While on our steamy walk around a sweltering Palermo, Kath and I kept seeing interesting, surreal (and maybe Cubist?) graffiti in various places. I’m used to the Banksy-like stuff that you find in most larger cities these days, but this was something altogether different and exciting. I couldn’t stop looking at it, and now that I’m home with photos of it, I’m still drawn to it. And a lot of it was big, taking up an entire wall.

Apparently, Palermo has a pretty strong underground art movement. Maybe it is only fitting, then, that the word graffiti actually comes from the Italian word graffiato, which is to scratch or scribble.

More pictures from the Sicily trip can be seen here.

Scenes from Sicily, Dieci – Blessed Salemi

Before heading out to see the ruins of Gibellina (and what could be called the ruins of Gibellina Nuova), Kath and stopped in nearby Salemi, an administrative center in the western part of the province of Trapani, about 45 miles southwest of Palermo. This photo shows the view from the municipal traffic circle up to the castle at the top of the hill, where Garibaldi announced the annexation of Sicily to the Kingdom of Italy in 1860. For a short period, Salemi was the capital of Sicily, at least until Garibaldi moved on to complete his conquest of the rest of the island.

We were only in Salemi for a couple of hours, but the more I read about the place, the more interesting I find it. For example, I’m sure, at some future post, I will talk about the decrepit outdoor elevator system we saw there (which you can partially see from Google Street View). However, I just found out about a real bargain, which I love to pass along when I find them.

Anyone for a 1 Euro house in Italy? For the last few years, Salemi has been getting a little bit of press for a scheme to sell houses in the historic town center for only 1 Euro each. Sound like a sweet deal? Well, there is only a bit of a catch. The area of town where the houses are available was wrecked by the 1968 earthquake that decimated the region (and flattened nearby Gibellina). So, while you are only laying out 1 Euro for the deed, you are also required to promise to restore the structure to local, modern building codes. And, even for the homes with the least amount of damage, the cost for these renovations would be at least 100,000 Euro.

More pics from the trip are available here.

Scenes from Sicily, Nove – Erice Church Window

The first thing we saw when entering the hilltop, medieval town of Erice, located in northwest Sicily, was the Chiesa Madre (Mother Church) and its accompanying, separate bell tower. Above the entrance to the church is a beautiful window, done in the rose window style. According to the date on the window, it is only about 60 years old (650 years younger than the church).
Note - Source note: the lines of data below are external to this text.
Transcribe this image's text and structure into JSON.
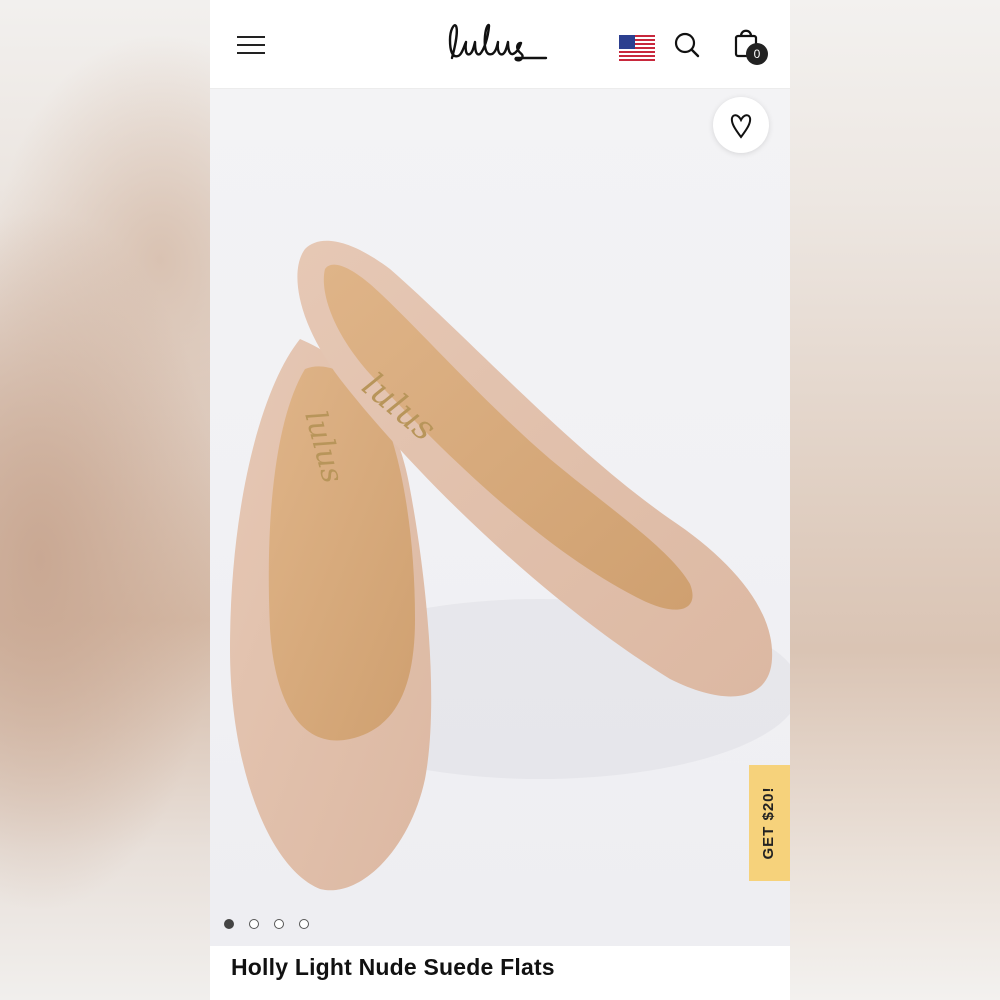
{
  "header": {
    "logo_text": "Lulus",
    "cart_count": "0"
  },
  "icons": {
    "menu": "hamburger-menu-icon",
    "flag": "us-flag-icon",
    "search": "search-icon",
    "cart": "shopping-bag-icon",
    "wishlist": "heart-icon"
  },
  "promo": {
    "label": "GET $20!"
  },
  "gallery": {
    "image_count": 4,
    "active_index": 0
  },
  "product": {
    "title": "Holly Light Nude Suede Flats"
  },
  "colors": {
    "promo_bg": "#f6d27b",
    "text": "#111111"
  }
}
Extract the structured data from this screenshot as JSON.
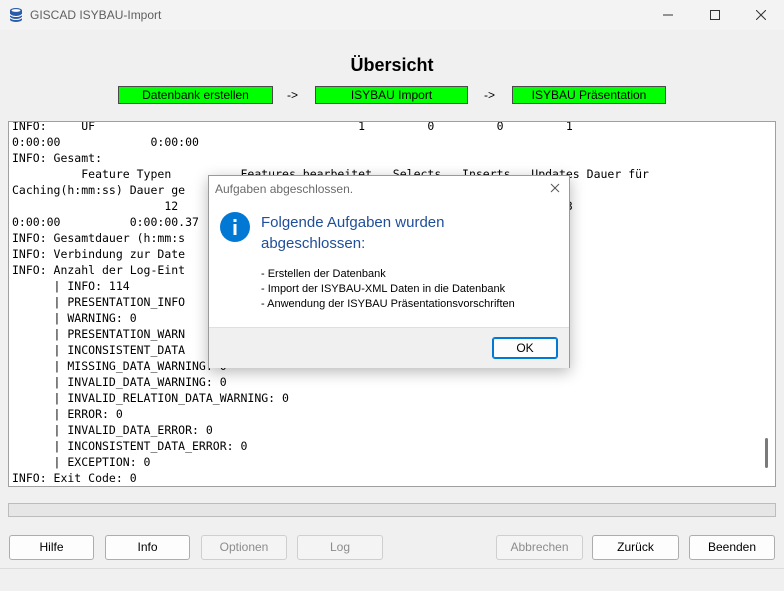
{
  "window": {
    "title": "GISCAD ISYBAU-Import",
    "icon": "database-icon"
  },
  "header": {
    "title": "Übersicht"
  },
  "steps": [
    {
      "label": "Datenbank erstellen",
      "color": "#00ff00"
    },
    {
      "label": "ISYBAU Import",
      "color": "#00ff00"
    },
    {
      "label": "ISYBAU Präsentation",
      "color": "#00ff00"
    }
  ],
  "arrows": [
    "->",
    "->"
  ],
  "log": {
    "lines": [
      "INFO:     UF                                      1         0         0         1",
      "0:00:00             0:00:00",
      "INFO: Gesamt:",
      "          Feature Typen          Features bearbeitet   Selects   Inserts   Updates Dauer für",
      "Caching(h:mm:ss) Dauer ge",
      "                      12                                                      343",
      "0:00:00          0:00:00.37",
      "INFO: Gesamtdauer (h:mm:s",
      "INFO: Verbindung zur Date",
      "INFO: Anzahl der Log-Eint",
      "      | INFO: 114",
      "      | PRESENTATION_INFO",
      "      | WARNING: 0",
      "      | PRESENTATION_WARN",
      "      | INCONSISTENT_DATA",
      "      | MISSING_DATA_WARNING: 0",
      "      | INVALID_DATA_WARNING: 0",
      "      | INVALID_RELATION_DATA_WARNING: 0",
      "      | ERROR: 0",
      "      | INVALID_DATA_ERROR: 0",
      "      | INCONSISTENT_DATA_ERROR: 0",
      "      | EXCEPTION: 0",
      "INFO: Exit Code: 0"
    ]
  },
  "buttons": {
    "hilfe": "Hilfe",
    "info": "Info",
    "optionen": "Optionen",
    "log": "Log",
    "abbrechen": "Abbrechen",
    "zurueck": "Zurück",
    "beenden": "Beenden"
  },
  "dialog": {
    "title": "Aufgaben abgeschlossen.",
    "headline": "Folgende Aufgaben wurden abgeschlossen:",
    "items": [
      "- Erstellen der Datenbank",
      "- Import der ISYBAU-XML Daten in die Datenbank",
      "- Anwendung der ISYBAU Präsentationsvorschriften"
    ],
    "ok": "OK",
    "icon": "info-icon",
    "accent": "#0078d4"
  }
}
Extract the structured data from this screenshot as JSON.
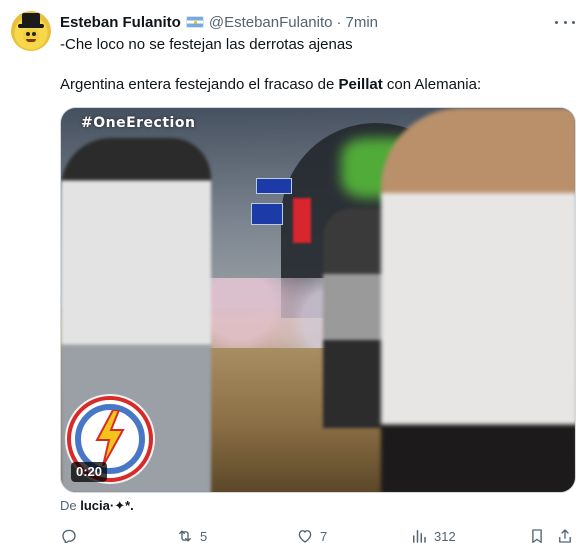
{
  "tweet": {
    "author": {
      "display_name": "Esteban Fulanito",
      "handle": "@EstebanFulanito",
      "separator": "·",
      "time": "7min",
      "flag_icon": "argentina-flag-icon"
    },
    "text_line1": "-Che loco no se festejan las derrotas ajenas",
    "text_line2_before": "Argentina entera festejando el fracaso de ",
    "text_line2_bold": "Peillat",
    "text_line2_after": " con Alemania:",
    "media": {
      "hashtag": "#OneErection",
      "duration": "0:20",
      "logo_icon": "peligro-lightning-logo"
    },
    "attribution": {
      "prefix": "De ",
      "author": "lucia·✦*."
    },
    "actions": {
      "reply": {
        "icon": "reply-icon",
        "count": ""
      },
      "retweet": {
        "icon": "retweet-icon",
        "count": "5"
      },
      "like": {
        "icon": "heart-icon",
        "count": "7"
      },
      "views": {
        "icon": "views-chart-icon",
        "count": "312"
      },
      "bookmark": {
        "icon": "bookmark-icon"
      },
      "share": {
        "icon": "share-icon"
      }
    },
    "colors": {
      "text_primary": "#0f1419",
      "text_secondary": "#536471",
      "border": "#cfd9de"
    }
  }
}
To get this picture, we went up in the bell tower (which was originally a “vendetta tower” and begun a couple of years before the church). I stuck my camera out one of the openings in the ancient stairwell and zoomed as far as I would dare with one hand.

I love the easy way Italians, and especially Sicilians, mix old and new cultural items. I’m sure there was some debate over the design of the art to be added to such a cultural treasure, but when it was time to add it, everything fit like a glove. You see this over and over again in Sicily: respect for antiquity but the aversion to treat it as something totally of the past. I guess when you are surrounded by structures and detritus of a dozen civilizations that cross a few millennia, all of it is something more than just a background set to your life that you aren’t allowed to touch. They aren’t afraid to be wrong, and more often than not, their changes are something more than right.

More pictures of the trip can be seen here.